“Dave comes to visit me,” he’s told me and my siblings often. “He sits beside the bed and reads me the Bible.”
Dad’s twin brother Dave, my favourite uncle, died two years ago. That doesn’t bother my father. “You know,” he continues, “it’s a funny thing. When he was still here, he couldn’t read well. Now he does. And I’m glad he does, because I can’t read so good anymore myself.”
He gets other visitors too. “Mommy was here today,” he told me once, when we could still speak on the phone. “She didn’t stay long, but it was sure nice to see her.”
That startled me. “My mother or your mother?”
“Yours!” he said. But Mom, his wife of sixty-two years, died in 2014 at ninety-five herself. “She never says much, but she pops in from time to time to check on me.”
I pondered that a bit. “Well, Dad, the next time she shows up, put her on the phone, okay? I miss her so much.”
He chuckled. “Kathleen,” he said, in the same, “don’t be silly, child” voice he used on me decades ago. “It doesn’t work like that. But she’s driving now, you know. Got her licence after she left.”
Mom never drove a car. “She doesn’t drive very fast, mind you, but she’s a good driver.”
Words escape my reach. “Well, good for her,” I manage.
Apparently his own mother, who I never met, comes to visit too. And a few others he can’t name. They stand around his bed. Sometimes they sing. He’s never frightened; just accepting and glad of their company.
Honestly, I don’t know what to make of Dad’s stories. But my cousin, Rena, Dave’s daughter tells similar ones about her own father’s last years in a nursing home. And others have told me the same kind of things involving their elderly parents.
On my last visit to Dad in BC, my sis and I wheeled him one floor down to visit a pair of old friends. Pastor Bruce and his wife, Lorene were both extremely fragile, but they remembered Mom and Dad.
“You must miss Agnes,” Lorene said.
“I sure do,” Dad said. “But she comes to visit me, you know…”
Lorene’s eyes widened and flew to my sister, who made a sign the elderly pastor’s wife understood instantly to mean Dad was confused. She recovered marvellously. “Well,” she said. “Isn’t that nice of her?”
“Sure is,” said my dad. “She’s driving now, you know…got her licence after she left…”
Before taking Dad back upstairs, Pastor Bruce prayed. A beautiful prayer, strong and articulate. I felt a holy presence in that room in those moments. The elderly clergyman died three months later.

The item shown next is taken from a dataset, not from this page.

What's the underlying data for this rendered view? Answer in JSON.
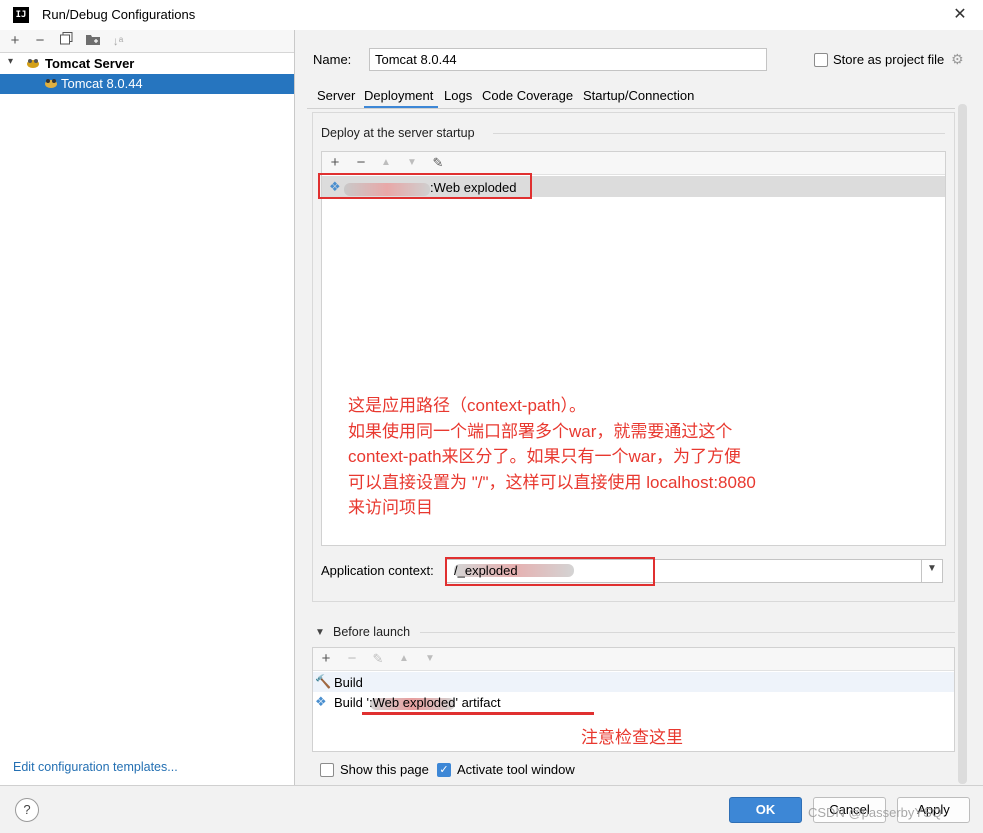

I’m glad for Dad’s visitors, believers in Jesus, all of them. And I’ve come to suspect that the veil between here and eternity is far thinner than it seems. One day I’ll know for certain